Our case study: Cominar Real Estate Investment Trust, which in early November generated a yield of 7.8 per cent. That compares to about 5 per cent for the S&P/TSX Capped REIT Index, where Cominar is ranked ninth out of 15 by market capitalization. The savvy income investor begins an examination of Cominar with this question: Why is the yield so much higher than the index?

For answers, let's consult a recent note from Harry Levant of, an independent research firm specializing in income-producing stocks. Levant said Cominar is the third-largest diversified REIT in Canada, and the largest owner of commercial property in Quebec. The Montreal and Quebec markets account for almost three-quarters of Cominar's net operating income, a fact that explains the higher yield. "The lack of geographic diversification has kept share prices lower and yields higher than would normally apply when payout ratios are expected to remain in the low 90 per cent range," Levant wrote.

Payout ratios – which show what percentage of a company's earnings are paid out as dividends – are a way of assessing how well a company can afford its current pace of distributions. Levant describes Cominar's payout ratio as trending in a very favourably in a modest way. "There is very little dividend risk with Cominar," he writes. In fact, Cominar bumped up its payout to $1.47 from $1.44 per share in August.

Cominar is still being largely ignored by investors, though. The gain for the year through early November came in at less than half the 7-per-cent return for the capped REIT index, and the cumulative three-year loss of 14.7 per cent compares to an index gain of 11 per cent.

Certainly, Cominar's geographical concentration in Quebec is a risk for investors. Other risks noted by Levant include rising interest rates and the presence of an ownership control position.
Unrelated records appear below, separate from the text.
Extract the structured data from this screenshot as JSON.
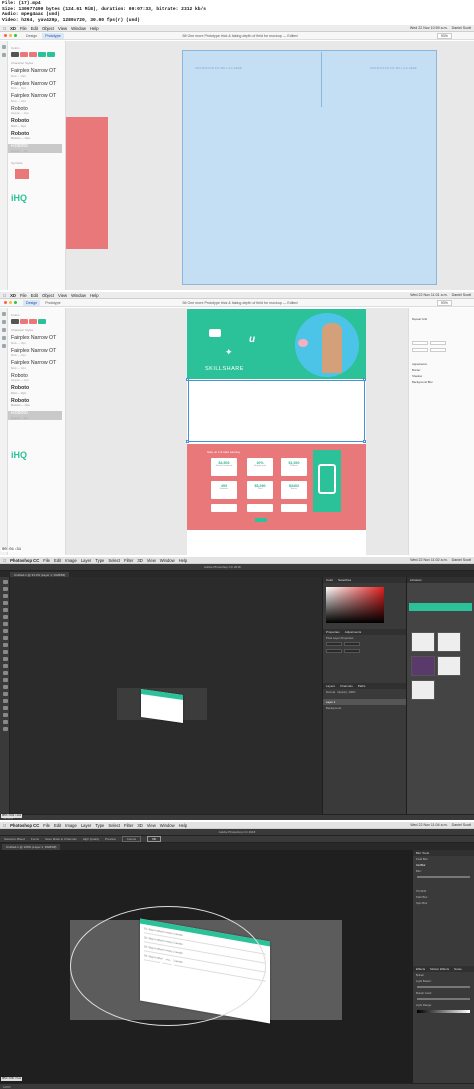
{
  "meta": {
    "line1": "File: (17).mp4",
    "line2": "Size: 130677490 bytes (124.61 MiB), duration: 00:07:33, bitrate: 2312 kb/s",
    "line3": "Audio: mpeg4aac (und)",
    "line4": "Video: h264, yuv420p, 1280x720, 30.00 fps(r) (und)"
  },
  "frames": [
    {
      "menubar": {
        "app": "XD",
        "items": [
          "File",
          "Edit",
          "Object",
          "View",
          "Window",
          "Help"
        ],
        "clock": "Wed 22 Nov 10:59 a.m.",
        "user": "Daniel Scott"
      },
      "tabs": [
        "Design",
        "Prototype"
      ],
      "active_tab": "Prototype",
      "doc_title": "58 One more Prototype trick & faking depth of field for mockup — Edited",
      "zoom": "93%",
      "guide_left": "INSTRUCTOR PIC WILL GO HERE",
      "guide_right": "INSTRUCTOR PIC WILL GO HERE",
      "timestamp": ""
    },
    {
      "menubar": {
        "app": "XD",
        "items": [
          "File",
          "Edit",
          "Object",
          "View",
          "Window",
          "Help"
        ],
        "clock": "Wed 22 Nov 11:01 a.m.",
        "user": "Daniel Scott"
      },
      "tabs": [
        "Design",
        "Prototype"
      ],
      "active_tab": "Design",
      "doc_title": "58 One more Prototype trick & faking depth of field for mockup — Edited",
      "zoom": "93%",
      "hero_brand": "SKILLSHARE",
      "stats_title": "Stay on it & start earning",
      "stats": [
        {
          "v": "$4,503",
          "l": "Minutes watched"
        },
        {
          "v": "10%",
          "l": "Royalty pool"
        },
        {
          "v": "$1,920",
          "l": "Referral"
        },
        {
          "v": "493",
          "l": "Students"
        },
        {
          "v": "$5,290",
          "l": "Total"
        },
        {
          "v": "$3402",
          "l": "Bonus"
        }
      ],
      "props": [
        "Repeat Grid",
        "Appearance",
        "Border",
        "Shadow",
        "Background Blur"
      ],
      "timestamp": "00:01:31"
    },
    {
      "menubar": {
        "app": "Photoshop CC",
        "items": [
          "File",
          "Edit",
          "Image",
          "Layer",
          "Type",
          "Select",
          "Filter",
          "3D",
          "View",
          "Window",
          "Help"
        ],
        "clock": "Wed 22 Nov 11:02 a.m.",
        "user": "Daniel Scott"
      },
      "app_title": "Adobe Photoshop CC 2018",
      "doc_tab": "Untitled-1 @ 33.3% (Layer 1, RGB/8#)",
      "panels": {
        "color_tabs": [
          "Color",
          "Swatches"
        ],
        "library_title": "Libraries",
        "props_tabs": [
          "Properties",
          "Adjustments"
        ],
        "props_sub": "Pixel Layer Properties",
        "layers_tabs": [
          "Layers",
          "Channels",
          "Paths"
        ],
        "blend": "Normal",
        "opacity": "Opacity: 100%",
        "layers": [
          "Layer 1",
          "Background"
        ]
      },
      "status": "33.33%",
      "timestamp": "00:04:31"
    },
    {
      "menubar": {
        "app": "Photoshop CC",
        "items": [
          "File",
          "Edit",
          "Image",
          "Layer",
          "Type",
          "Select",
          "Filter",
          "3D",
          "View",
          "Window",
          "Help"
        ],
        "clock": "Wed 22 Nov 11:04 a.m.",
        "user": "Daniel Scott"
      },
      "app_title": "Adobe Photoshop CC 2018",
      "doc_tab": "Untitled-1 @ 100% (Layer 1, RGB/8#)",
      "options": [
        "Selection Bleed",
        "Focus",
        "Save Mask to Channels",
        "High Quality",
        "Preview",
        "Cancel",
        "OK"
      ],
      "blur_tools": {
        "title": "Blur Tools",
        "items": [
          "Field Blur",
          "Iris Blur",
          "Blur:",
          "Tilt-Shift",
          "Path Blur",
          "Spin Blur"
        ]
      },
      "effects": {
        "tabs": [
          "Effects",
          "Motion Effects",
          "Noise"
        ],
        "items": [
          "Bokeh",
          "Light Bokeh:",
          "Bokeh Color:",
          "Light Range:"
        ]
      },
      "sheet_lines": [
        "01. Stop in artist in every 2 weeks",
        "02. Stop in artist in every 2 weeks",
        "03. Stop in artist in every 2 weeks",
        "04. Stop in artist in every 2 weeks"
      ],
      "status": "100%",
      "timestamp": "00:05:51"
    }
  ],
  "assets": {
    "colors_label": "Colors",
    "fonts_label": "Character Styles",
    "fonts": [
      {
        "name": "Fairplex Narrow OT",
        "sub": "Book — 16px",
        "bold": false
      },
      {
        "name": "Fairplex Narrow OT",
        "sub": "Book — 14px",
        "bold": false
      },
      {
        "name": "Fairplex Narrow OT",
        "sub": "Book — 12px",
        "bold": false
      },
      {
        "name": "Roboto",
        "sub": "Regular — 11px",
        "bold": false
      },
      {
        "name": "Roboto",
        "sub": "Bold — 11px",
        "bold": true
      },
      {
        "name": "Roboto",
        "sub": "Medium — 11px",
        "bold": true
      },
      {
        "name": "Roboto",
        "sub": "Regular — 9px",
        "bold": false
      }
    ],
    "symbols_label": "Symbols",
    "logo": "iHQ",
    "instructor": "instructorHQ"
  },
  "colors": {
    "green": "#2bc29a",
    "coral": "#e8787a",
    "blue": "#c4def3",
    "psdark": "#282828"
  }
}
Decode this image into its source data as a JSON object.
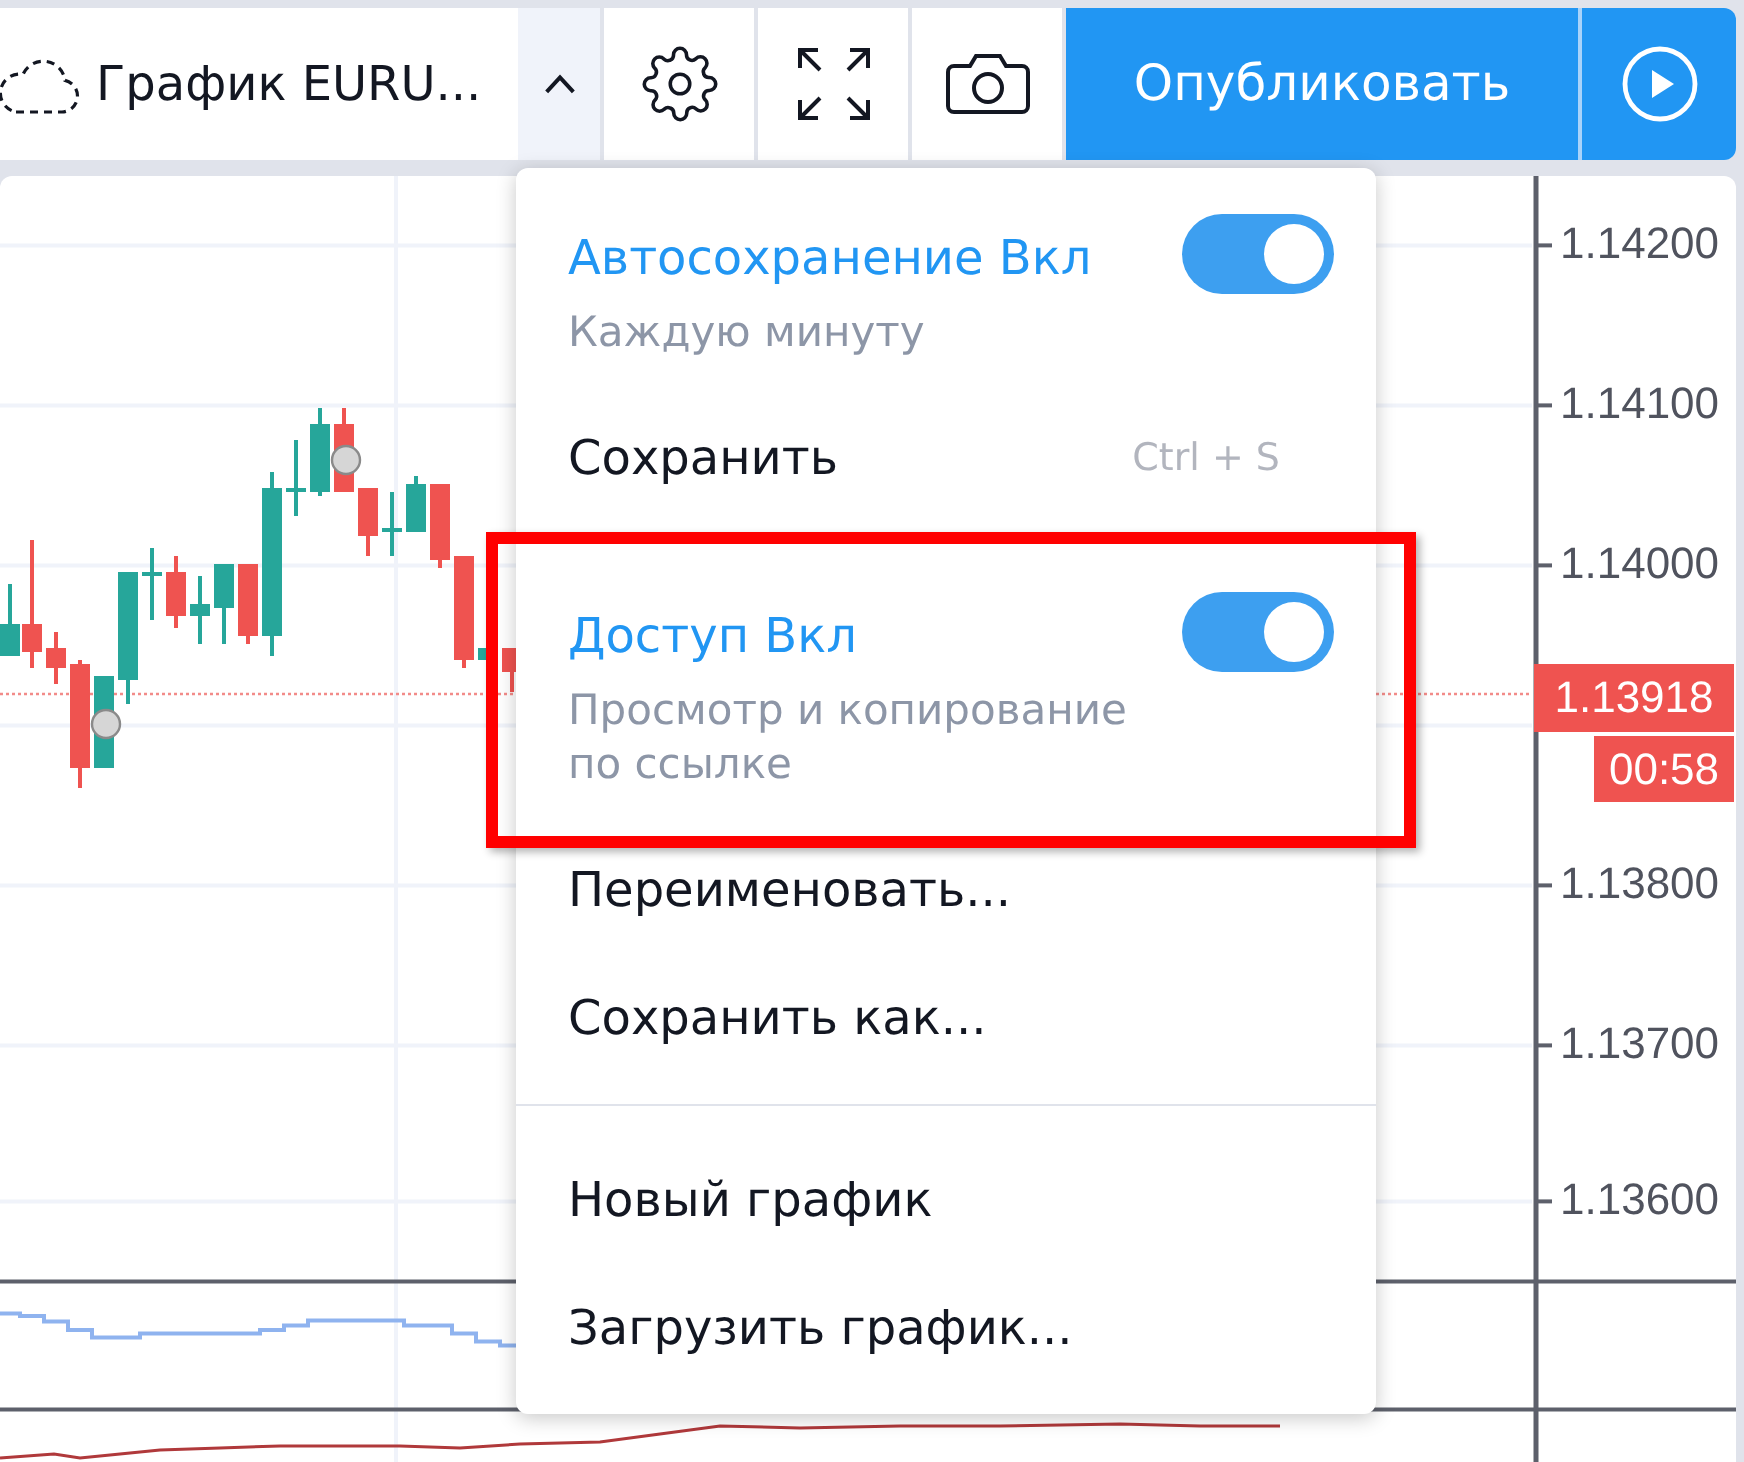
{
  "toolbar": {
    "chart_name": "График EURU...",
    "menu_button": {
      "expanded": true
    },
    "publish_button": "Опубликовать"
  },
  "chart": {
    "price_labels": [
      "1.14200",
      "1.14100",
      "1.14000",
      "1.13800",
      "1.13700",
      "1.13600"
    ],
    "last_price": "1.13918",
    "countdown": "00:58"
  },
  "menu": {
    "items": [
      {
        "kind": "toggle",
        "label": "Автосохранение Вкл",
        "description": "Каждую минуту",
        "on": true,
        "highlighted": false
      },
      {
        "kind": "action",
        "label": "Сохранить",
        "shortcut": "Ctrl + S",
        "highlighted": false
      },
      {
        "kind": "toggle",
        "label": "Доступ Вкл",
        "description": "Просмотр и копирование по ссылке",
        "on": true,
        "highlighted": true
      },
      {
        "kind": "action",
        "label": "Переименовать...",
        "highlighted": false
      },
      {
        "kind": "action",
        "label": "Сохранить как...",
        "highlighted": false
      },
      {
        "kind": "divider"
      },
      {
        "kind": "action",
        "label": "Новый график",
        "highlighted": false
      },
      {
        "kind": "action",
        "label": "Загрузить график...",
        "highlighted": false
      }
    ]
  }
}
But the dividend is affordable, even if the high yield suggests otherwise.